*Another stinker for the Bruins. Two nights, two losses by a score of 10-2. Chalk it up as a combination of bad defense and shaky goaltending. That combination is no way to go through life.

*Last time a team started four goalies in four consecutive games? That would be the 2010-11 New York Islanders, according to Elias.

*The more you watch Montreal, the more you realize just how good they are.

*Montreal in the first seven games over the last three seasons: 19-1-1 (6-1, 7-0, 6-0-1).

*Corey Perry passed Paul Kariya on Anaheim’s all-time points list.

*Brendan Leipsic had three more points on Wednesday for AHL Toronto, a 4-3 overtime win over Providence. The 22-year-old has 12 points in six games.

*The Albany Devils finally lost a game, denied the 6-0 start no AHL franchise in Albany has ever accomplished.

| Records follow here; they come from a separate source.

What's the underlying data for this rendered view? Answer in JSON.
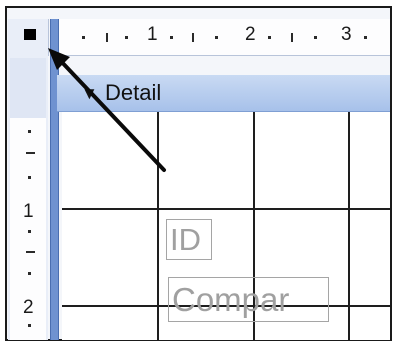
{
  "ruler": {
    "horizontal_numbers": [
      "1",
      "2",
      "3"
    ],
    "vertical_numbers": [
      "1",
      "2"
    ]
  },
  "section": {
    "label": "Detail",
    "arrow_icon": "triangle-down-icon"
  },
  "controls": {
    "id_label": "ID",
    "company_label": "Compar"
  },
  "colors": {
    "splitter": "#6f92d0",
    "section_header": "#b8cdef",
    "grid_line": "#1e1e1e",
    "control_text": "#a0a0a0"
  }
}
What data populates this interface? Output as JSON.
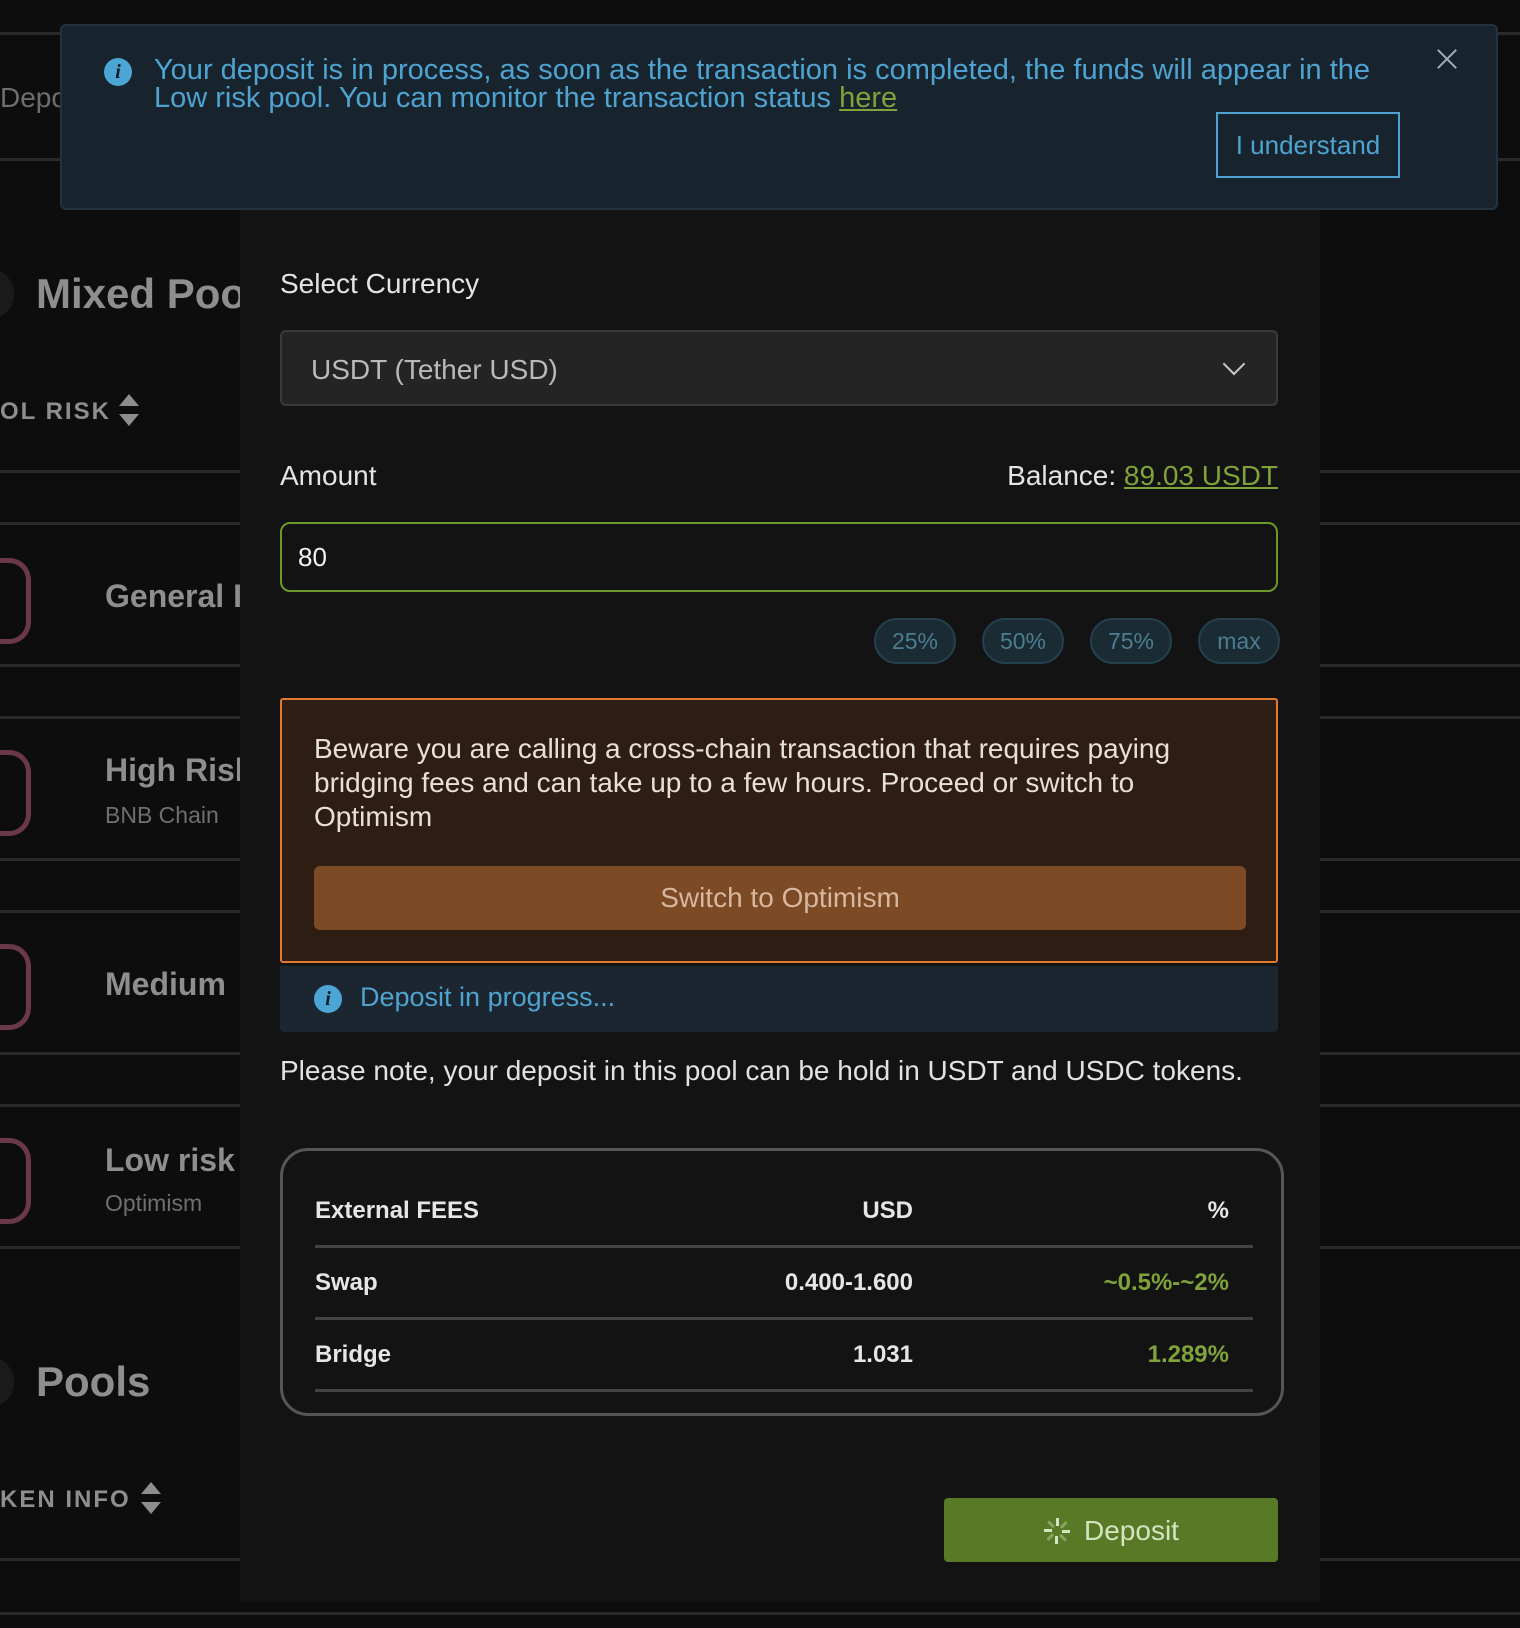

The Devils fell to 5-1 with a 3-1 loss at Wilkes-Barre/Scranton.

*A pair of four-point nights for Stockton Heat forwards Daniel Pribyl (1-3–4) and Morgan Klimchuk (2-2–4), as the Heat beat San Diego, 7-5. Klimchuk is a former first round pick by the Flames.

*Nice little night for 2017 draft hopeful Nico Hischier, who had three goals and six points in Halifax’s 6-4 win over Acadie-Bathurst.

*Carolina prospect Spencer Smallman had his first career hat trick in the QMJHL on Wednesday, a 5-2 win by Saint John over Charlottetown.

*Kole Lind had a goal and three assists in Kelowna’s 6-4 win over Victoria. Both of Calvin Thurkauf’s goals were assisted by the 17-year-old.

*Still no Nolan Patrick in the Brandon lineup. He hasn’t played since Oct. 11.

Links

A profile on Maxime Comtois of QMJHL Victoriaville, who a scouting director of an NHL team said ‘reminds (him) of Rick Nash at that age.’

A look at how the OHL’s top prospects are faring after about a month of action.

The evolution of Brad Marchand into an elite hockey talent.

Kings sign Anders Lindback to a tryout contract.

Oilers sending shockwaves through the NHL as they race out to a 6-1 start.

A ‘golden era’ of Canadian NHL franchises on the horizon.